In 2019, the Greg Fund rescued many animals in partnership with People for the Ethical Treatment of Animals, Animal Place, Poplar Spring Animal Sanctuary, and White Coat Waste Project among others. Today, I want to share with you just three of the most heartwarming stories from this year.
Elizabeth/Colley: In early March, I spent two days volunteering with PETA’s Community Animal Project, helping attend to chained and penned dogs in some of North Carolina’s poorest communities. At one stop, we found five dogs including Elizabeth (photo at left) tethered ten feet apart along the side of a house. When our team leader went to the door and began talking with the human owners, she learned that two of the dogs had recently been left there by family who moved away — and the owners were happy to release those dogs to PETA! So while the owners signed required paperwork, the rest of us moved the dogs into empty crates in our van.
After proceeding with more stops for doggie body condition checks, food and doghouse straw delivery, water pail refills, and waste cleanup, we returned to PETA’s Norfolk headquarters after dark. I helped get Elizabeth and her friend Bethany settled in to PETA’s shelter for the night (center photo) in preparation for transfer to the Norfolk SPCA Adoption Center and Veterinary Clinic where they were put up for adoption.
Elizabeth and Bethany were both friendly and healthy, and successfully found permanent homes within a month. Elizabeth, now renamed Colley, enjoys nothing better than snuggling on the couch with her human “parents” (photo at right).
Remi, a Holstein who was born blind, was adopted by Poplar Spring Animal Sanctuary in February at three months of age, coming from a dairy in Pennsylvania whose farmers wanted her to have a good home. I met her for the first time in March as part of my weekly volunteer duties (photo). Remi has now integrated well with the rest of Poplar Spring’s rescued cow herd, and is able to follow them around the pasture even though she can’t see.

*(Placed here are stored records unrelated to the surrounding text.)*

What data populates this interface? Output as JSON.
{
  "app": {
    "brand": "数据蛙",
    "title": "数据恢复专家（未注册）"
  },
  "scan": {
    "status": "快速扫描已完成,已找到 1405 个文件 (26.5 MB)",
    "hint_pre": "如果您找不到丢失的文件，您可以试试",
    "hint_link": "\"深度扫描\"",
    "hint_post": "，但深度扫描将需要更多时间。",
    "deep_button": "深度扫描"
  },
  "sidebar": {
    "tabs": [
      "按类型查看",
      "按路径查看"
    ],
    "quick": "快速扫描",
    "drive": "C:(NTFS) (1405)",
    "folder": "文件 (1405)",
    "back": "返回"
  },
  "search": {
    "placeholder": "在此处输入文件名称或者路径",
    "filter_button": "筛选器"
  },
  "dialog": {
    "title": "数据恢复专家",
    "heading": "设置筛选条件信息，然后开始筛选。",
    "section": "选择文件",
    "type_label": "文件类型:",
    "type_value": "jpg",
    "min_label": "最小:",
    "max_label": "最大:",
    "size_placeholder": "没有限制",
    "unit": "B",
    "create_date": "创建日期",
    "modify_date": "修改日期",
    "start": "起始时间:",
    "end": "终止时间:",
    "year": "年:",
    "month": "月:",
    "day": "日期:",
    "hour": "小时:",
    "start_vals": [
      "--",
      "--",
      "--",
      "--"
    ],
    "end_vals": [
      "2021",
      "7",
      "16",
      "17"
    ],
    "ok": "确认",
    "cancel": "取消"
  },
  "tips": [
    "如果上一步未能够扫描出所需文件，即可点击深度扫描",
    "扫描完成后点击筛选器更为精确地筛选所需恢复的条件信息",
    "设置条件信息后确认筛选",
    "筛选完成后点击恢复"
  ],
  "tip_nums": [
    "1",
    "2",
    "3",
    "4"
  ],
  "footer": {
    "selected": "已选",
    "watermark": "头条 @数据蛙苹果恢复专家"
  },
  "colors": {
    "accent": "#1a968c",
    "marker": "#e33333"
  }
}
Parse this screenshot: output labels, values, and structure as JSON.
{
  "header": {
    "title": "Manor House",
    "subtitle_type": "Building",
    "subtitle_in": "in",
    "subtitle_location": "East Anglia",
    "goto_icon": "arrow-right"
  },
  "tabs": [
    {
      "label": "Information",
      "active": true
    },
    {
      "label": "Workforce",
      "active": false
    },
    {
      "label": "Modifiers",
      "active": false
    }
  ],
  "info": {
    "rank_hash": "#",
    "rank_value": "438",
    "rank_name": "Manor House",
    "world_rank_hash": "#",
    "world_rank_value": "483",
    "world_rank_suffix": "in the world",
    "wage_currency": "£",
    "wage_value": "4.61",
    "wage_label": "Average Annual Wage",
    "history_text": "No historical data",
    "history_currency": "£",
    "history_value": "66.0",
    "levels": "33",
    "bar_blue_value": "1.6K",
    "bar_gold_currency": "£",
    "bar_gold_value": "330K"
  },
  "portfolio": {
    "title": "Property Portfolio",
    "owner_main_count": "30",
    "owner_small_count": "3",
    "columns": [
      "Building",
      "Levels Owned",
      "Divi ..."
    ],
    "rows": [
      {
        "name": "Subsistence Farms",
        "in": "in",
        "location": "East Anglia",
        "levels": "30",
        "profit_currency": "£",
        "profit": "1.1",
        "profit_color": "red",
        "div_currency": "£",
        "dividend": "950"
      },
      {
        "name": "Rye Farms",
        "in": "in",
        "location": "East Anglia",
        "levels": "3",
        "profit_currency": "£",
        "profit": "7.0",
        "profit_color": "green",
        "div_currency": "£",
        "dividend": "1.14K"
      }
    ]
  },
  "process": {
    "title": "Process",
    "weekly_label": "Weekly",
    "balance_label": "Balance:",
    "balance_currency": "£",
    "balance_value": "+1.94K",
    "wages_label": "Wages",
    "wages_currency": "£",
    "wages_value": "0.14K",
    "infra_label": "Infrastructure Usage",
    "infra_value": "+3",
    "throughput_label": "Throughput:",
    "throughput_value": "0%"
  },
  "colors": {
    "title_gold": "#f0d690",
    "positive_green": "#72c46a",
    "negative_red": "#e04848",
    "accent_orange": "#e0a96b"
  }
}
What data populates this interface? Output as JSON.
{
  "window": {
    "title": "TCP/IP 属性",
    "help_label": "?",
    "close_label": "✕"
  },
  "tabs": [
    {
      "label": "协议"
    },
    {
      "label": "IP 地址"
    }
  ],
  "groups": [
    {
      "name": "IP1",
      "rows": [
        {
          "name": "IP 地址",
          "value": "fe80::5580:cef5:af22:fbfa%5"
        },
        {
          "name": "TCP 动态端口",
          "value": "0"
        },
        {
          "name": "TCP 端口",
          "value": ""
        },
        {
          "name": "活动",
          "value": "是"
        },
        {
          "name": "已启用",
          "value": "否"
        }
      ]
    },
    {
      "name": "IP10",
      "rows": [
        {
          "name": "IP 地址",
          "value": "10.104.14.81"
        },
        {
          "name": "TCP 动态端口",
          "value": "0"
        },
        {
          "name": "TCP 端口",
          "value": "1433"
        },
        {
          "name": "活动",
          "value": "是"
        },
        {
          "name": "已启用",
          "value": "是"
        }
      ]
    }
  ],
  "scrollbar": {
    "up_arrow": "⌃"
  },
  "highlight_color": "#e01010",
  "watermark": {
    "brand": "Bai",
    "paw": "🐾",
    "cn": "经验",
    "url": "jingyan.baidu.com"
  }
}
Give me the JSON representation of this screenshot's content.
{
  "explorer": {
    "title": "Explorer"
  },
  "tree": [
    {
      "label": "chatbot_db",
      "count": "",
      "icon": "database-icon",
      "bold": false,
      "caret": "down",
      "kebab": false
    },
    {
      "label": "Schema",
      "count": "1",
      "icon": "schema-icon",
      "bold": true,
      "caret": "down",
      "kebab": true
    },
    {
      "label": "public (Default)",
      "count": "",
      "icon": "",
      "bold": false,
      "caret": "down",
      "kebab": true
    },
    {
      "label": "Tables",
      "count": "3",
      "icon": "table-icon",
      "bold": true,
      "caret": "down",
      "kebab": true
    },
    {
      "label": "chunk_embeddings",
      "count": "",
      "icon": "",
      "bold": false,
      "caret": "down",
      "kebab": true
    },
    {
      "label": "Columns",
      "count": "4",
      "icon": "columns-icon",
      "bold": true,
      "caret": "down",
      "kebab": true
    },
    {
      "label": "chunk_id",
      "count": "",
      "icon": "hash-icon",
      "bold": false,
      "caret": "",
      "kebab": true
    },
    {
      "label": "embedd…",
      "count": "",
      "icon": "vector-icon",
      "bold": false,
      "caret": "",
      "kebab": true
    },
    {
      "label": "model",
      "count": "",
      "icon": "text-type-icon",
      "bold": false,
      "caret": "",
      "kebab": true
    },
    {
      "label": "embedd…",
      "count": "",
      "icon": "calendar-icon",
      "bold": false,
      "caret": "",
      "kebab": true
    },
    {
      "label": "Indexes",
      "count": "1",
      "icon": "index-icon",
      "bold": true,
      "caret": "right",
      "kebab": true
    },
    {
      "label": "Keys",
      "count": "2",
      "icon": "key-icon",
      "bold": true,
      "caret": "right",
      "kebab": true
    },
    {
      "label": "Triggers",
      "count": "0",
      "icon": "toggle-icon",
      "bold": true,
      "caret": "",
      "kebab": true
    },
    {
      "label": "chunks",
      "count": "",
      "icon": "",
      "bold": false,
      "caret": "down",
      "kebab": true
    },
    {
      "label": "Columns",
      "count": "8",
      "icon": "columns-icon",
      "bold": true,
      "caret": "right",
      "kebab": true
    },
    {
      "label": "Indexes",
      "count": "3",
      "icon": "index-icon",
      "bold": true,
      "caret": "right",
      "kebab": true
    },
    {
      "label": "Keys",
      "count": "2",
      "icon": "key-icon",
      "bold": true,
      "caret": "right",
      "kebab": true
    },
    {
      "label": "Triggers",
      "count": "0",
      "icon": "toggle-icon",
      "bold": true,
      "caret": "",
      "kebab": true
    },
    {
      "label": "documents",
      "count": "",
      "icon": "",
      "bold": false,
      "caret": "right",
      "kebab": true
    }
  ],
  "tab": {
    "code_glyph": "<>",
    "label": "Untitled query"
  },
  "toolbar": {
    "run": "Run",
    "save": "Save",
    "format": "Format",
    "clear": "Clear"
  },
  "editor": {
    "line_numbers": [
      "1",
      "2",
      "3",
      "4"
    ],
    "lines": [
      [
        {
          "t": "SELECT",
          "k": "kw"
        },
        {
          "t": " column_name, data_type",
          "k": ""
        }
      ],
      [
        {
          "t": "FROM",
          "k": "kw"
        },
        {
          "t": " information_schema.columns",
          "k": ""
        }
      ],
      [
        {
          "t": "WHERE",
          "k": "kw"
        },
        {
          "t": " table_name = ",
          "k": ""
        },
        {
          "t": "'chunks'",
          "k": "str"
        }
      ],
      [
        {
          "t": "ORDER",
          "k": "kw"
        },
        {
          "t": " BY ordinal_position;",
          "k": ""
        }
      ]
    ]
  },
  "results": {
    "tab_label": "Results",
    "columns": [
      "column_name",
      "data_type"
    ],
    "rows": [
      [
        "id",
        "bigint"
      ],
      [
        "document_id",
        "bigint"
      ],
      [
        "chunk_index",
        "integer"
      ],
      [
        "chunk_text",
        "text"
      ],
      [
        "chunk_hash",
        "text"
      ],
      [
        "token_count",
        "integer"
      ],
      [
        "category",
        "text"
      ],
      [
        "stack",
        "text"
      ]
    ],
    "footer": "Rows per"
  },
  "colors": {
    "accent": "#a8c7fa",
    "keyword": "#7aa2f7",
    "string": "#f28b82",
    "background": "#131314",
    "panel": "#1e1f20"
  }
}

Badger is a 19-year-old horse who PETA’s Community Animal Project rescued in early October from a North Carolina neglect situation. The Greg Fund sponsored his foster care and rehabilitation — starting with long overdue teeth floating. I had the privilege of meeting Badger in mid-November, after he had gained almost 200 pounds and received a clean bill of health from the vet. The following week, he moved to a caring new permanent home nearby.